This is because phenotypes also depend on the external factors that the plant experienced while growing. Different soil, lighting, humidity, and watering schedules affect how the genotype expresses itself while growing.
To put it another way, if you grow a seed or clone of Golden Goat in its ideal environment, you will get the ideal Golden Goat phenotype: a plant with golden-colored buds that have a sweet, spicy, tropical fruit flavor and provides a full-body, euphoric rush with a creative uplift. If you don’t grow Golden Goat under the ideal conditions, you will still have a plant with the genetic code of Golden Goat, but without the taste, appearance, or effects that you’d want. In other words, you’ll have the Golden Goat genotype without the phenotype. When you’re cross-breeding, you’re hoping that the ideal phenotypes of the parents will be expressed in the new cultivar.

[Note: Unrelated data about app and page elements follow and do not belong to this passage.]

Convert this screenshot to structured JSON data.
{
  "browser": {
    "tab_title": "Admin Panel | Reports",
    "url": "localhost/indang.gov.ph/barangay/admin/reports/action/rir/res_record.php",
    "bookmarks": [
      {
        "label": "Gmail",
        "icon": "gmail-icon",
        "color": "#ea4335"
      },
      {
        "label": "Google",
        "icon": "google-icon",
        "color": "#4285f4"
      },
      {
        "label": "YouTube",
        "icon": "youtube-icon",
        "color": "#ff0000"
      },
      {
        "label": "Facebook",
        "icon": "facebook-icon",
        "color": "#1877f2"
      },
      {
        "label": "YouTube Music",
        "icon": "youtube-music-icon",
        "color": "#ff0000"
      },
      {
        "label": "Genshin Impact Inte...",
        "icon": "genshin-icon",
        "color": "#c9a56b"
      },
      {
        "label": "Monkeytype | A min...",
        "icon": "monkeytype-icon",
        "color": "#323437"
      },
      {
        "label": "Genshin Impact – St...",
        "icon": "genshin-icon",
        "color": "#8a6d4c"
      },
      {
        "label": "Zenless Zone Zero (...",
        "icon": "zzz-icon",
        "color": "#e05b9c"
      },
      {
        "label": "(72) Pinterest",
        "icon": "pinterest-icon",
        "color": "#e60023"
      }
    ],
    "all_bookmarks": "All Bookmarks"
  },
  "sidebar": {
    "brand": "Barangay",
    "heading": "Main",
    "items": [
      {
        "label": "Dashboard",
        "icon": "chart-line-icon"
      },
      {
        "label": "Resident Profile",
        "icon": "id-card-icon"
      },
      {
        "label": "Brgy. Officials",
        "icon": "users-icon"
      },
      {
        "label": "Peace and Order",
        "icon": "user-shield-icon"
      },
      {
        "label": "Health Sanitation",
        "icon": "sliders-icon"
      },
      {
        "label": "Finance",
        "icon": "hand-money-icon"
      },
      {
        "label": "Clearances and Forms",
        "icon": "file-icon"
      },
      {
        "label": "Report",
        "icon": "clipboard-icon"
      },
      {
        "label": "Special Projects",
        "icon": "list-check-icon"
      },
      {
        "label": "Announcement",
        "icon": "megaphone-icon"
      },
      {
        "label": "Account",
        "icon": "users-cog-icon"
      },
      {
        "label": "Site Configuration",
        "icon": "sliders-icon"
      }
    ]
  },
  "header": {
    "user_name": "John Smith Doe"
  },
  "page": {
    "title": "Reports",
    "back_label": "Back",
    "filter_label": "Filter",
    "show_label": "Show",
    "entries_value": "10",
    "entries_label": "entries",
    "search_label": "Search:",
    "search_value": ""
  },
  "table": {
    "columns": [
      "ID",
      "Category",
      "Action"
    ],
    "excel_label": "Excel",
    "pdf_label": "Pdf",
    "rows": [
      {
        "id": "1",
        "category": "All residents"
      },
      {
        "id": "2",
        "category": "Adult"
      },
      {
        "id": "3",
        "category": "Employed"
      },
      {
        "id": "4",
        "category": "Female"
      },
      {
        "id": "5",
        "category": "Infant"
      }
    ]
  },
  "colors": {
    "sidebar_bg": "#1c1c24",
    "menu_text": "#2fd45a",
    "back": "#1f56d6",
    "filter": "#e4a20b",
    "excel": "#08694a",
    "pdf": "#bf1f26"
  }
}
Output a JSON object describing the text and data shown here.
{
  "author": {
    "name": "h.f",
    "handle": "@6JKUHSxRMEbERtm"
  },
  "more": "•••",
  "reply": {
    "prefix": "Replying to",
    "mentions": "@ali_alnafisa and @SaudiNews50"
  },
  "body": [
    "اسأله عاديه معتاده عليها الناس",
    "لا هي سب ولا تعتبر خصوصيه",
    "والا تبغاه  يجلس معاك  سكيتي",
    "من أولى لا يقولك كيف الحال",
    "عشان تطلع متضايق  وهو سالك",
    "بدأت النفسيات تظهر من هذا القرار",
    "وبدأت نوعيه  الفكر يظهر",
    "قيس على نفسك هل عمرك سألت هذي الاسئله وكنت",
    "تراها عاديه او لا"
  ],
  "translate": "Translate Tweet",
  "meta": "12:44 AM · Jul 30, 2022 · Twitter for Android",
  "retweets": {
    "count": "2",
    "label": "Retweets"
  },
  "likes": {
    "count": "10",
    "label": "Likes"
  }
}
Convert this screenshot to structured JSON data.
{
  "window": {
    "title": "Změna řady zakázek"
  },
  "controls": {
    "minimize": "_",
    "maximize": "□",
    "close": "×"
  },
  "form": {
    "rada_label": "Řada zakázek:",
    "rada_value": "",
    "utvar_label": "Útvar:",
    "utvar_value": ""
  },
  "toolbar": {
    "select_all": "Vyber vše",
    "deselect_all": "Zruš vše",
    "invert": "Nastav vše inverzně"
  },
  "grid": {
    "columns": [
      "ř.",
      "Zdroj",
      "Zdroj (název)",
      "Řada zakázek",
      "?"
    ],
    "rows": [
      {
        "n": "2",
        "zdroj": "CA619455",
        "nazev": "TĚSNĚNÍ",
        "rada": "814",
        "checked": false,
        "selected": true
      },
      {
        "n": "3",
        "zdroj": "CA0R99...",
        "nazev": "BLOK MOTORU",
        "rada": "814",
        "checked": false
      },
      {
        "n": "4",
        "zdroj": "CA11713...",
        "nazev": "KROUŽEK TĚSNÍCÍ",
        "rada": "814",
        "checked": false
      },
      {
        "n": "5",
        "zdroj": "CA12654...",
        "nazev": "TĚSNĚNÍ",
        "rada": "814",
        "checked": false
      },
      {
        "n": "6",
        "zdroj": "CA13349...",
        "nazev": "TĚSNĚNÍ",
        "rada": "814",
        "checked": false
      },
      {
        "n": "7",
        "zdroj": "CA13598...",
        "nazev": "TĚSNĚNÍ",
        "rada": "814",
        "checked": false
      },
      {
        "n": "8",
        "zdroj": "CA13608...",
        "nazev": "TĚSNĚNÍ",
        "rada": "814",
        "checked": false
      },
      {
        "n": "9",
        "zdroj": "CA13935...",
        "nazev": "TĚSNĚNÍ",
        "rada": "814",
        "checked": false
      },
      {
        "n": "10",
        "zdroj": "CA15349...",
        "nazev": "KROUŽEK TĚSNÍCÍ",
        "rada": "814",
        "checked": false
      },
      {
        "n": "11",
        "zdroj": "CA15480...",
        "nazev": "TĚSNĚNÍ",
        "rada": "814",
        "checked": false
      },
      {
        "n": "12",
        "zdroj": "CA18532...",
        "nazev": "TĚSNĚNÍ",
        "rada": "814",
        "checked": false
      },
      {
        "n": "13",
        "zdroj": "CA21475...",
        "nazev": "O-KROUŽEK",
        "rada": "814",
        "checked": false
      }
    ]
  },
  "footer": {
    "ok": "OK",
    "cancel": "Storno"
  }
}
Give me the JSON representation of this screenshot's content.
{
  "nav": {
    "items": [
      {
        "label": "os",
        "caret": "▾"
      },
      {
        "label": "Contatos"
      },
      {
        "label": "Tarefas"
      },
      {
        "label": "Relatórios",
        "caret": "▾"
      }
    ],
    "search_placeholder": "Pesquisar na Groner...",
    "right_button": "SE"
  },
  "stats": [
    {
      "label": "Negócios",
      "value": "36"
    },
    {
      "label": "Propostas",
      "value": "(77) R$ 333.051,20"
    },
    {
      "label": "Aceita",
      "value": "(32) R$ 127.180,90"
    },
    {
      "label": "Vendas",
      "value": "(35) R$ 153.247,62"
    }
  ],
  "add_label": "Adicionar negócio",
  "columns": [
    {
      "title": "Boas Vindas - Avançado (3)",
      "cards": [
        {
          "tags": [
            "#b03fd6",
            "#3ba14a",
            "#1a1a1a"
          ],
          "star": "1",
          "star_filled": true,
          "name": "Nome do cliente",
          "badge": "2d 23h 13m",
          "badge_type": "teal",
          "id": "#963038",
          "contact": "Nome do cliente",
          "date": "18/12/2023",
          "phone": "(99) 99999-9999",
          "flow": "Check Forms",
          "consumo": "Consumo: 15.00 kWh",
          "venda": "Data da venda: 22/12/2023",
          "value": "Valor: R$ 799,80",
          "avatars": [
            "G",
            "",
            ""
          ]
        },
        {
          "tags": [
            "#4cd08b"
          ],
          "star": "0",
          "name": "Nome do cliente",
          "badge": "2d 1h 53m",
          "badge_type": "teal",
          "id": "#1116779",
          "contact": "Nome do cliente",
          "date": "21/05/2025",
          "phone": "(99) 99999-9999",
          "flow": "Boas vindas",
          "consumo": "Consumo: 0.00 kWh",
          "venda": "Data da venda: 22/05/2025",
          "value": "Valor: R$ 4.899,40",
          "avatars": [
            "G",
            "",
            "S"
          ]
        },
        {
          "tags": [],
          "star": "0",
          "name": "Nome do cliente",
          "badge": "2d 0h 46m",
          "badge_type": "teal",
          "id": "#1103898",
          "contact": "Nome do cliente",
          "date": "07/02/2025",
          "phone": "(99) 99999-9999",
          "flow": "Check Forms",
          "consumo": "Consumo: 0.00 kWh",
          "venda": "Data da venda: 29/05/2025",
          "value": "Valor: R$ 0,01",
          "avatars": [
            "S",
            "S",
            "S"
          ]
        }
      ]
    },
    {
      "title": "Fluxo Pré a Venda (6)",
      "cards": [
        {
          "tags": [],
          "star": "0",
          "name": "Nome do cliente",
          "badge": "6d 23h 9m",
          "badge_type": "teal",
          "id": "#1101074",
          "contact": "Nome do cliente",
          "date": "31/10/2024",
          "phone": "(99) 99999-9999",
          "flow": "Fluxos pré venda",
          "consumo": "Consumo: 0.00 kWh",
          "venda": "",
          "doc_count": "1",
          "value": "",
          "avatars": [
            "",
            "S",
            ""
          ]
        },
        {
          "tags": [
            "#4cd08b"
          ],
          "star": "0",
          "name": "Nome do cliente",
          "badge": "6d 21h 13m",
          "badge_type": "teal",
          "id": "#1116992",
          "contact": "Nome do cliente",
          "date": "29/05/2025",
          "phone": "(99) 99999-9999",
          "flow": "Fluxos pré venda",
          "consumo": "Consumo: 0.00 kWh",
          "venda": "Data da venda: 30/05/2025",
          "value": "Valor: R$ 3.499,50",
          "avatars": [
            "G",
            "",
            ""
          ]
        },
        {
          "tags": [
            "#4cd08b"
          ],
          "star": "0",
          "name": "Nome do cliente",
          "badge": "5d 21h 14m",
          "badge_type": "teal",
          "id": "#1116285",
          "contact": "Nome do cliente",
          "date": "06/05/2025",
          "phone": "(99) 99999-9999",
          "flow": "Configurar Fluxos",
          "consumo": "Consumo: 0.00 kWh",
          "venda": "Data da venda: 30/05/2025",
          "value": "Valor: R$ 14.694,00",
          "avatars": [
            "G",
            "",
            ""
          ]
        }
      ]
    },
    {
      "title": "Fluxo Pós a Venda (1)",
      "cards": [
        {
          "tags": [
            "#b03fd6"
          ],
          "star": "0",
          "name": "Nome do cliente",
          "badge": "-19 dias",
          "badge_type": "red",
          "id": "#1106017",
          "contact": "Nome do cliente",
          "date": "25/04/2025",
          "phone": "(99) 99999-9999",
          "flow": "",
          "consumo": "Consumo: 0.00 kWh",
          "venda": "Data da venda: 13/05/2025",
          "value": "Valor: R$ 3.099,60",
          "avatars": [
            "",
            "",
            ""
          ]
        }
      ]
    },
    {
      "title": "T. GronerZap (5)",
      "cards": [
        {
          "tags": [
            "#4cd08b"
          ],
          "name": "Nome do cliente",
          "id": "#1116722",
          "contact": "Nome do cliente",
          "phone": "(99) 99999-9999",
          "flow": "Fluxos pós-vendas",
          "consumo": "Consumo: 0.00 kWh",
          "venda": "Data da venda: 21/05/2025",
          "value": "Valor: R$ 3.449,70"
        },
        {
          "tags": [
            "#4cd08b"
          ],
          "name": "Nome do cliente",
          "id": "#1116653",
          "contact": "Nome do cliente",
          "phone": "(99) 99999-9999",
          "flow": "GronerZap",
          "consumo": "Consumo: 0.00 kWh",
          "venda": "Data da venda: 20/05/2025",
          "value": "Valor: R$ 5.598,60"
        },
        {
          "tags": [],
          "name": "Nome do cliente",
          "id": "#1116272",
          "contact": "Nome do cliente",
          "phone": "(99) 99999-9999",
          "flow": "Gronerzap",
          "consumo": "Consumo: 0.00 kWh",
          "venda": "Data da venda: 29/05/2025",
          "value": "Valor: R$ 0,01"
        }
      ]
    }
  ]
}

What is a cut?
A cut is a flowering branch of the mother plant that has been snipped off and grafted onto a root using rooting gel. This creates a second plant that is a genetic clone of the mother plant. So, for example, if you have a fire cultivar of Blue Cheese and you want to grow some more, you have a better chance of getting that same exact genotype (and phenotype) by rooting a cut off the mother plant rather than trying to plant one of the seeds.
The Wrap Up
If someone asks you to define a marijuana strain, the quick answer is “A variety of the cannabis plant that has been selectively bred to cultivate certain characteristics like taste, smell, or effects, also known as a cultivar. This is different from a phenotype, which is the end result of how those characteristics are expressed, and a cut, which is a genetic clone rooted from the mother plant.”
But most people won’t do this, they’ll ask “what’s your favorite strain?” and hopefully your answer will lead to a fun conversation. But if they have any deeper questions, you’ve got that knowledge in your back pocket.
What does a strain mean to you? Let us know in the comments.
“name”: “Is it wrong to say strain instead of cultivar?”,
In casual conversation and use, the terms are interchangeable. If you’re having an academic discourse with a botanist, maybe brush up on the definitions. At the dispensary, use whatever term results in obtaining the cannabis you’d like to purchase.
“name”: “Why are strains different?”,
Strains become differentiated through different expressions of the same genes, similar to the way that siblings express different mixtures of their parent’s traits. Over time and generations, and through the intervention of growers and breeders, these different traits become stabilized into their own distinct genetics, which we recognize as strains and cultivars.